“On 26 November 2021, WHO designated the variant B.1.1.529 a variant of concern, named Omicron, on the advice of WHO’s Technical Advisory Group on Virus Evolution. This decision was based on the evidence presented to the TAG-VE that Omicron has several mutations that may have an impact on how it behaves, for example, on how easily it spreads or the severity of illness it causes. Here is a summary of what is currently known.
Researchers in South Africa and around the world are conducting studies to better understand many aspects of Omicron and will continue to share the findings of these studies as they become available.
Transmissibility: It is not yet clear whether Omicron is more transmissible (e.g. more easily spread from person to person) compared to other variants, including Delta….
Severity of disease: It is not yet clear whether infection with Omicron causes more severe disease compared to infections with other variants, including Delta. Preliminary data suggests that there are increasing rates of hospitalisation in South Africa, but this may be due to increasing overall numbers of people becoming infected, rather than a result of specific infection with Omicron. There is currently no information to suggest that symptoms associated with Omicron are different from those from other variants… All variants of Covid-19, including the Delta variant that is dominant worldwide, can cause severe disease or death, in particular for the most vulnerable people, and thus prevention is always key.
Effectiveness of prior infection: Preliminary evidence suggests there may be an increased risk of re-infection with Omicron (i.e. people who have previously had Covid-19 could become re-infected more easily with Omicron), as compared to other variants of concern, but information is limited.
Effectiveness of vaccines: WHO is working with technical partners to understand the potential impact of this variant on our existing countermeasures, including vaccines. Current vaccines remain critical to reducing severe disease and death, including against the dominant circulating variant, Delta.
Effectiveness of current tests: The widely used PCR tests continue to detect infection, including infection with Omicron…
Studies underway: At the present time, WHO is coordinating with a large number of researchers around the world to better understand Omicron. Studies currently underway or underway shortly include assessments of transmissibility, severity of infection (including symptoms), performance of vaccines and diagnostic tests, and effectiveness of treatments. WHO encourages countries to contribute the collection and sharing of hospitalized patient data through the WHO COVID-19 Clinical Data Platform to rapidly describe clinical characteristics and patient outcomes.
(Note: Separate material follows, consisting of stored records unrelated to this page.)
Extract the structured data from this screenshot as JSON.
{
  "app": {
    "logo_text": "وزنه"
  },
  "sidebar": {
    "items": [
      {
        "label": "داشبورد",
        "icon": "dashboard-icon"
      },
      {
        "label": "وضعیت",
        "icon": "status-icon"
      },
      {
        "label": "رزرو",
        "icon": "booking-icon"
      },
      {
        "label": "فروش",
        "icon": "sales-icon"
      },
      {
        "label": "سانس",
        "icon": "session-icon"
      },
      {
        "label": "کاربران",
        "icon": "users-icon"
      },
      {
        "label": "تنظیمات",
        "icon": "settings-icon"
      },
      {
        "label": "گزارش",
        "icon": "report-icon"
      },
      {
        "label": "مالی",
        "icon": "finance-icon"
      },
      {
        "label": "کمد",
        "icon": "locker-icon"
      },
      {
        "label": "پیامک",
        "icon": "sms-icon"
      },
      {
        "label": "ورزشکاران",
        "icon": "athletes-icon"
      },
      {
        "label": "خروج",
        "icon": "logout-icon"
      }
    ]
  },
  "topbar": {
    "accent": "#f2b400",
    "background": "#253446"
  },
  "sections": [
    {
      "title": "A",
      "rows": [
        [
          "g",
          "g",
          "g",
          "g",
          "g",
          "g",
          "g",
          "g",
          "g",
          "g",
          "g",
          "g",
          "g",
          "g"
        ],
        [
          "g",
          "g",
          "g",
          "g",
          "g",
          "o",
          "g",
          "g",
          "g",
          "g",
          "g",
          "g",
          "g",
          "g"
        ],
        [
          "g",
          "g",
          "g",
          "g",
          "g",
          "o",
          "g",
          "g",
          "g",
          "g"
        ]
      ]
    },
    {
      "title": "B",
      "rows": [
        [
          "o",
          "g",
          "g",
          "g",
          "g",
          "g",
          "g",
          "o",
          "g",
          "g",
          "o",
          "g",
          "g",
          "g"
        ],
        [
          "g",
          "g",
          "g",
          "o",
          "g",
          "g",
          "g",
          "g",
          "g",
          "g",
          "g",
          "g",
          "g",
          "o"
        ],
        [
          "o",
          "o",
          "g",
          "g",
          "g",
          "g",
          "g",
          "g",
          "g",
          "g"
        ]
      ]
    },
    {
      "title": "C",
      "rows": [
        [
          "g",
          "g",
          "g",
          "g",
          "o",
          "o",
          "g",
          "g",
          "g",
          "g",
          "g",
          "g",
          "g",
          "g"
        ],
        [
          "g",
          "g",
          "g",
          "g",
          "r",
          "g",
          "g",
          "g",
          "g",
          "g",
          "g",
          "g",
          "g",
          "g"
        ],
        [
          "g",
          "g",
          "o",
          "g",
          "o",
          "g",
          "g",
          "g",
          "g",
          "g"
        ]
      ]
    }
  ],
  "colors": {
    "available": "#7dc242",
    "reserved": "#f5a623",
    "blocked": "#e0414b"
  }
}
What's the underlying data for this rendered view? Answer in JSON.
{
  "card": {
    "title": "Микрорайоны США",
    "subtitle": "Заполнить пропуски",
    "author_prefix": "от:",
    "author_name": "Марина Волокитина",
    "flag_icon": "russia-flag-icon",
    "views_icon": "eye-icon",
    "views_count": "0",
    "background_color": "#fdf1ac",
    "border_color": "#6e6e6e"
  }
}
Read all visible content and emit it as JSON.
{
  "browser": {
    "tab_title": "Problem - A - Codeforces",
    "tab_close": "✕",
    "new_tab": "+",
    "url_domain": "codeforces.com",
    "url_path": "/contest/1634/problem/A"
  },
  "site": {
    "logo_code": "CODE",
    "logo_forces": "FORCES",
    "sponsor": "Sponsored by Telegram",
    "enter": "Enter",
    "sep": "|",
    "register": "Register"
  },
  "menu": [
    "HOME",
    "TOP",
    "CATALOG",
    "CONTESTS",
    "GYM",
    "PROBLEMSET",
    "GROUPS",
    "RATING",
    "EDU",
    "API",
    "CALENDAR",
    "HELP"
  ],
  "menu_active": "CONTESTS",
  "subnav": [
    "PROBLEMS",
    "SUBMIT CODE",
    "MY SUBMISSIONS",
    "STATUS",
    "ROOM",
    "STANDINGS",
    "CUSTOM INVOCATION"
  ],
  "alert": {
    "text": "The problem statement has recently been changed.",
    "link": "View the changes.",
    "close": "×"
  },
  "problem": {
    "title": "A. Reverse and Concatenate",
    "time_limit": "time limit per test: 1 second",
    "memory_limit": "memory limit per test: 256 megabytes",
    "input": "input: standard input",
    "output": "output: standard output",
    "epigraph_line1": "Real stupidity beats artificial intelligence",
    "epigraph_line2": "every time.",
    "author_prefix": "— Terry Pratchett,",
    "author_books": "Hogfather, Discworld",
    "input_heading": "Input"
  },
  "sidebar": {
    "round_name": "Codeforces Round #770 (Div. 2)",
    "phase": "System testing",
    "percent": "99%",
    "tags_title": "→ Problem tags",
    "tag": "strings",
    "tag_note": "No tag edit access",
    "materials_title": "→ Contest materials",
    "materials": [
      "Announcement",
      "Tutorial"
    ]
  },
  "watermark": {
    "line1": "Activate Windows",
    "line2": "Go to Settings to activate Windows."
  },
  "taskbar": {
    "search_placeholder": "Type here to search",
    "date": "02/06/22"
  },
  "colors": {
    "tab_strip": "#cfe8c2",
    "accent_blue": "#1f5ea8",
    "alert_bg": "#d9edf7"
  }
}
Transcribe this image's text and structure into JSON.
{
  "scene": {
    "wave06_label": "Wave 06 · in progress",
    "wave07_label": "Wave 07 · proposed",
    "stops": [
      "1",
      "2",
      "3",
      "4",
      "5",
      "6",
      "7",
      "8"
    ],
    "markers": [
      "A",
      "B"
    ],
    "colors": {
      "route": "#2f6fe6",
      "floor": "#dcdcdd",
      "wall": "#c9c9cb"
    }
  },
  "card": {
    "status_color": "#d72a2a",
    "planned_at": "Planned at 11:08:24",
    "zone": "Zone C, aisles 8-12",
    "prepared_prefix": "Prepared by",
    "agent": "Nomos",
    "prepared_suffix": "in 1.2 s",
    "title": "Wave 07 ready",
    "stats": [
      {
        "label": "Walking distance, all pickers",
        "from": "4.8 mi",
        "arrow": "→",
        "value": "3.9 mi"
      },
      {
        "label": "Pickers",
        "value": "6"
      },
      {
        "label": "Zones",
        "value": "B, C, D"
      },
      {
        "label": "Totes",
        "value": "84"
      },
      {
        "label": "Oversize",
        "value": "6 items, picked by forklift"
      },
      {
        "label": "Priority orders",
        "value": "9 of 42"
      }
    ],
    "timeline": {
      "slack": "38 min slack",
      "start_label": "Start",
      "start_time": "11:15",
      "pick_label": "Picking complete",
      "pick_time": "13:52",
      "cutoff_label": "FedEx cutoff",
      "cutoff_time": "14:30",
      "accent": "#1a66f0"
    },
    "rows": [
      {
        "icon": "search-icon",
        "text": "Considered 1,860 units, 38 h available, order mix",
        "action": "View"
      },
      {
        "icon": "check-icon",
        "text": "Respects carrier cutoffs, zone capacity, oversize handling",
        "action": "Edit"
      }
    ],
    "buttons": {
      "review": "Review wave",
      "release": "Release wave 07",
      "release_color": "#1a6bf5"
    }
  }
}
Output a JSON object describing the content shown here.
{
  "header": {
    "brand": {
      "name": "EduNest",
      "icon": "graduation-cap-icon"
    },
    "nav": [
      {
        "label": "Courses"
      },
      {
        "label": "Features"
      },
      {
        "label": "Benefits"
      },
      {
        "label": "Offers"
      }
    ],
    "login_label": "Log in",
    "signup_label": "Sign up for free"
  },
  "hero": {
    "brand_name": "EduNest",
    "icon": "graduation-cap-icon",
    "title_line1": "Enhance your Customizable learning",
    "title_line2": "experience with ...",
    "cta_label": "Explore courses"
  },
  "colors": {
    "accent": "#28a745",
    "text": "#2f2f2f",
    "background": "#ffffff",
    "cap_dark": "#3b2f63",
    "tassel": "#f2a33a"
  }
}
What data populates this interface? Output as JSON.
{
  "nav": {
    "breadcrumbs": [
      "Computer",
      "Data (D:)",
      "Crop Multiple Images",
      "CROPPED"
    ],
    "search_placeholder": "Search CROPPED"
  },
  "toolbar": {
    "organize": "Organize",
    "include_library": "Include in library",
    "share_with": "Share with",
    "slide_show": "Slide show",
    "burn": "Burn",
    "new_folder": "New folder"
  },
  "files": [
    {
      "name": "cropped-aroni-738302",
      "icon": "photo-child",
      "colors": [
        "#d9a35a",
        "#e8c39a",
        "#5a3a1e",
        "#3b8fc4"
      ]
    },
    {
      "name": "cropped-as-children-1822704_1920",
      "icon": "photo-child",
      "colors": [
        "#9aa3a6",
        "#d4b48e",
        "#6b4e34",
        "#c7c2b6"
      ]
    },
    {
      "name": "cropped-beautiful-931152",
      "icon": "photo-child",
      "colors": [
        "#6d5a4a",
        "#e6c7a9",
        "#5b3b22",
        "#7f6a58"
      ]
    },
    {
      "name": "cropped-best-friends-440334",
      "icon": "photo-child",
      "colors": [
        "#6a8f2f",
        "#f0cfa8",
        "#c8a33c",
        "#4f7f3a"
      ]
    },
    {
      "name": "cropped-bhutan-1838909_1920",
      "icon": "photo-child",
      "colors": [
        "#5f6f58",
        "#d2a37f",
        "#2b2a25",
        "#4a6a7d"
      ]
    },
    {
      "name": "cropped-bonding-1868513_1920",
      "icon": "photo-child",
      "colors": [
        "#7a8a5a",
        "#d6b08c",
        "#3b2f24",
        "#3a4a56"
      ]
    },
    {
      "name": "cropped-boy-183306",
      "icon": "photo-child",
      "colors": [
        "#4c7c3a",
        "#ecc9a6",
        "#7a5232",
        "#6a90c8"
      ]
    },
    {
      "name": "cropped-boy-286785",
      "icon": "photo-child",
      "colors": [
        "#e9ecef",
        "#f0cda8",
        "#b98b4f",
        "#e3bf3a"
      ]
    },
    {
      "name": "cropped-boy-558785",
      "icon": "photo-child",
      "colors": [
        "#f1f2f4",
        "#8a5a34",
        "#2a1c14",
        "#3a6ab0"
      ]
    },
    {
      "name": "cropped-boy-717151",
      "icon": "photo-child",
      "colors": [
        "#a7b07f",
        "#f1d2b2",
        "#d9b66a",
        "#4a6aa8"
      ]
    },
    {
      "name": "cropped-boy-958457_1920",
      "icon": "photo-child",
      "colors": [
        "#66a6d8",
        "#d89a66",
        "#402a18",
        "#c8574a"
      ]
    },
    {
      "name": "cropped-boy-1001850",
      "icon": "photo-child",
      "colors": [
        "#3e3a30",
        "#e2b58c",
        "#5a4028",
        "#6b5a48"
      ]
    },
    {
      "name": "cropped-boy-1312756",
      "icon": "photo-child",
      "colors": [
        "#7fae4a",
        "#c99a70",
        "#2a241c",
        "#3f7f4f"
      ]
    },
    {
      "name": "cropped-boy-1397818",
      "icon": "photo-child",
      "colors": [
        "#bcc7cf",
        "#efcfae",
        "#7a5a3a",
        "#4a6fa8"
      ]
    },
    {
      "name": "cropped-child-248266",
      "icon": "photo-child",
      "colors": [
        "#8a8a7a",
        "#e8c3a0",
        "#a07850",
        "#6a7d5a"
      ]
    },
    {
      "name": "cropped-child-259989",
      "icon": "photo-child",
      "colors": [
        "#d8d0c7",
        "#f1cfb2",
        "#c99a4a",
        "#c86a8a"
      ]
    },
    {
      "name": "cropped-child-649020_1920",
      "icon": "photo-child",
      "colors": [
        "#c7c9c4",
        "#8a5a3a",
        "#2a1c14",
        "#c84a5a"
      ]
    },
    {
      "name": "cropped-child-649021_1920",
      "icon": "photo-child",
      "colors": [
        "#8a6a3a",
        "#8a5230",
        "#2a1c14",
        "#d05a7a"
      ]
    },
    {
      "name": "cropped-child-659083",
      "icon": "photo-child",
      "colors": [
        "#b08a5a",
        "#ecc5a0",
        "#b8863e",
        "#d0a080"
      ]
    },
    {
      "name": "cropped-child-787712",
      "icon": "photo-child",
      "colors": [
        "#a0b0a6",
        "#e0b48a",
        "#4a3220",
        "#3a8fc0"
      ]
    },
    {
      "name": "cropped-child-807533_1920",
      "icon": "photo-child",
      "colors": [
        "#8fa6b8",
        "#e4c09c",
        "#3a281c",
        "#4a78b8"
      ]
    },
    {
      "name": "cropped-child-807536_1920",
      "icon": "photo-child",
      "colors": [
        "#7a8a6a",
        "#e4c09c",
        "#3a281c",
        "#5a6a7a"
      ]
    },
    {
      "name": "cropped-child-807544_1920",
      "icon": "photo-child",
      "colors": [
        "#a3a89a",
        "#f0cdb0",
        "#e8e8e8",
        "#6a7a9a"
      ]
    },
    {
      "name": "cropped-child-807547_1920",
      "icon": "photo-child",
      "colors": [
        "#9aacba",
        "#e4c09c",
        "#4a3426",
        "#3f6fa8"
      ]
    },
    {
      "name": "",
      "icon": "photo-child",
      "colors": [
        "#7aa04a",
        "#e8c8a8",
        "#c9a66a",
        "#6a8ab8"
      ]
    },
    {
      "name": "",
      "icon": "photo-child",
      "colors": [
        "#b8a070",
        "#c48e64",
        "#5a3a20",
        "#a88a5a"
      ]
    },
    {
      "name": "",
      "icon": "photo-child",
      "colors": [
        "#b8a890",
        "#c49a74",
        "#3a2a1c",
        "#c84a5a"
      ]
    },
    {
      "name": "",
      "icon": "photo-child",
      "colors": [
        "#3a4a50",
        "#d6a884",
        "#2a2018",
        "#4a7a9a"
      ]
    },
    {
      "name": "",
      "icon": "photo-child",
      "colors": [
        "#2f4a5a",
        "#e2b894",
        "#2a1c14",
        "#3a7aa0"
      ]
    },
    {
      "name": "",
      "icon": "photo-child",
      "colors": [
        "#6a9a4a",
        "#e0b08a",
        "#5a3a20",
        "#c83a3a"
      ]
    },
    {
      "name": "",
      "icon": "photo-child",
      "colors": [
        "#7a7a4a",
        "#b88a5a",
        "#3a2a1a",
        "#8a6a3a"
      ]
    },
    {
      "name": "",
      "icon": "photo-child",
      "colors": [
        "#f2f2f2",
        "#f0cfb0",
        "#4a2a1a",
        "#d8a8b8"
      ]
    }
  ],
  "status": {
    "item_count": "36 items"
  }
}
More information will emerge in the coming days and weeks.
Countries should continue to implement the effective public health measures to reduce Covid-19 circulation overall, using a risk analysis and science-based approach. They should increase some public health and medical capacities to manage an increase in cases. WHO is providing countries with support and guidance for both readiness and response.
In addition, it is vitally important that inequities in access to Covid-19 vaccines are urgently addressed to ensure that vulnerable groups everywhere, including health workers and older persons, receive their first and second doses, alongside equitable access to treatment and diagnostics.
And don’t forget to wear a mask!!!!
SOURCE: WHO. Update on Omicron, 26 November 2021